Work to be completed
Every record must appear in your copy exactly as written, with no pictures.

Records shown
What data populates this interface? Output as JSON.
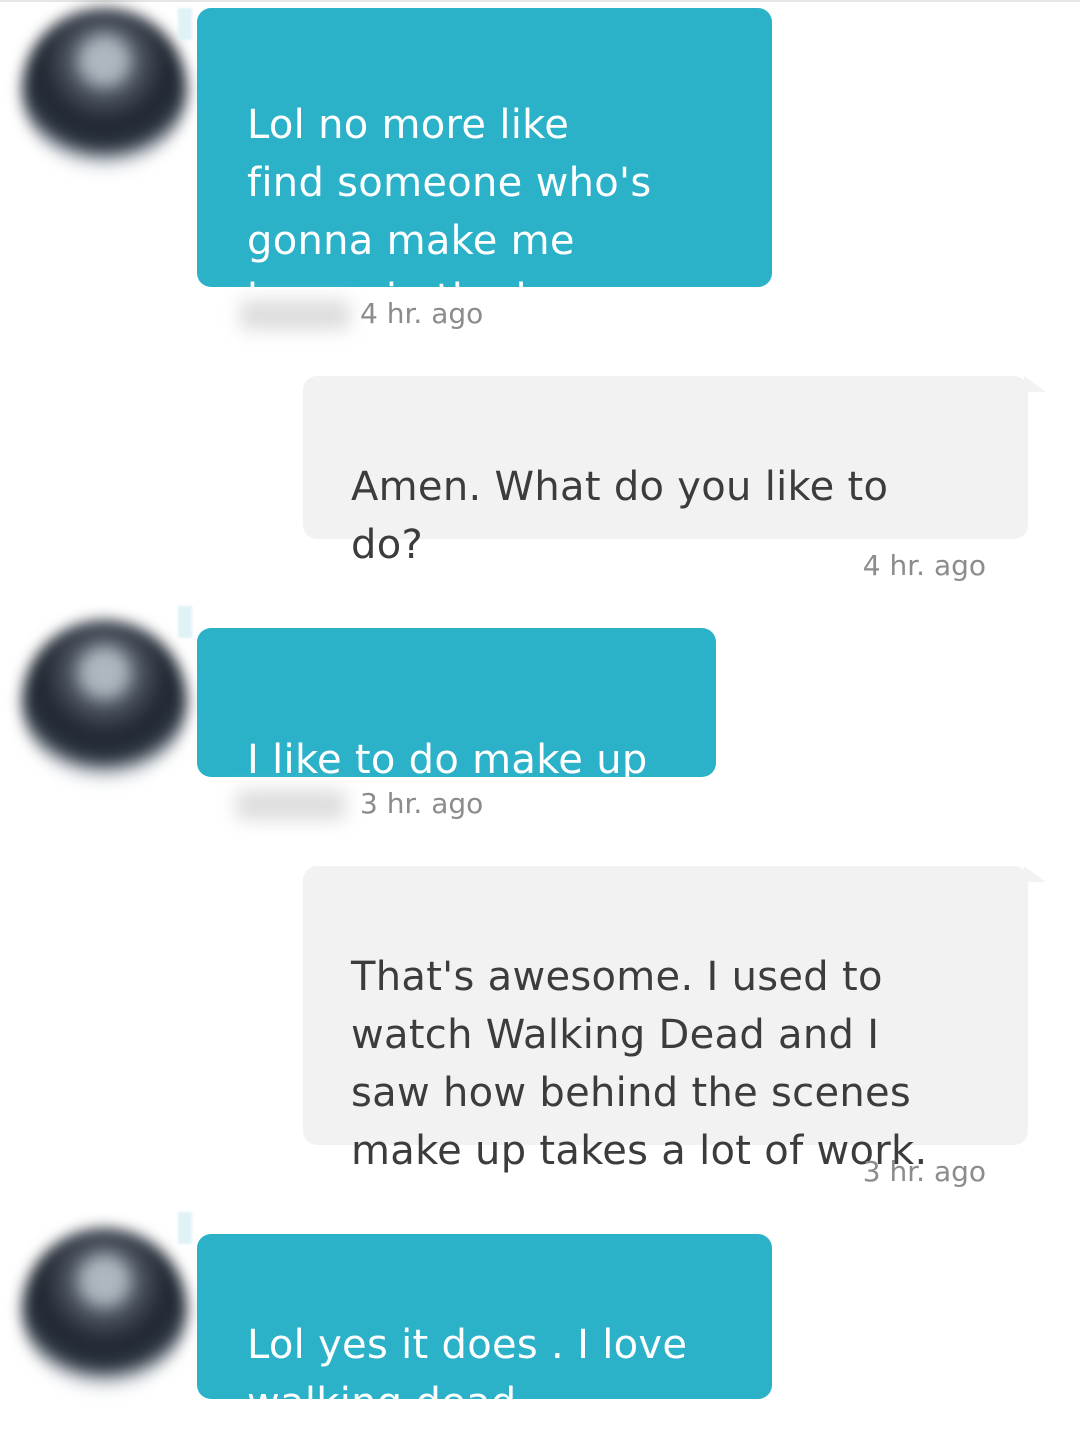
{
  "conversation": {
    "messages": [
      {
        "direction": "incoming",
        "text": "Lol no more like\nfind someone who's\ngonna make me\nhappy in the long run",
        "timestamp": "4 hr. ago"
      },
      {
        "direction": "outgoing",
        "text": "Amen. What do you like to\ndo?",
        "timestamp": "4 hr. ago"
      },
      {
        "direction": "incoming",
        "text": "I like to do make up",
        "timestamp": "3 hr. ago"
      },
      {
        "direction": "outgoing",
        "text": "That's awesome. I used to\nwatch Walking Dead and I\nsaw how behind the scenes\nmake up takes a lot of work.",
        "timestamp": "3 hr. ago"
      },
      {
        "direction": "incoming",
        "text": "Lol yes it does . I love\nwalking dead",
        "timestamp": ""
      }
    ]
  },
  "colors": {
    "incoming_bubble": "#2bb2c9",
    "outgoing_bubble": "#f2f2f2",
    "timestamp_text": "#8c8c8c"
  }
}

Completed exercise
What data populates this interface? Output as JSON.
{
  "conversation": {
    "messages": [
      {
        "direction": "incoming",
        "text": "Lol no more like\nfind someone who's\ngonna make me\nhappy in the long run",
        "timestamp": "4 hr. ago"
      },
      {
        "direction": "outgoing",
        "text": "Amen. What do you like to\ndo?",
        "timestamp": "4 hr. ago"
      },
      {
        "direction": "incoming",
        "text": "I like to do make up",
        "timestamp": "3 hr. ago"
      },
      {
        "direction": "outgoing",
        "text": "That's awesome. I used to\nwatch Walking Dead and I\nsaw how behind the scenes\nmake up takes a lot of work.",
        "timestamp": "3 hr. ago"
      },
      {
        "direction": "incoming",
        "text": "Lol yes it does . I love\nwalking dead",
        "timestamp": ""
      }
    ]
  },
  "colors": {
    "incoming_bubble": "#2bb2c9",
    "outgoing_bubble": "#f2f2f2",
    "timestamp_text": "#8c8c8c"
  }
}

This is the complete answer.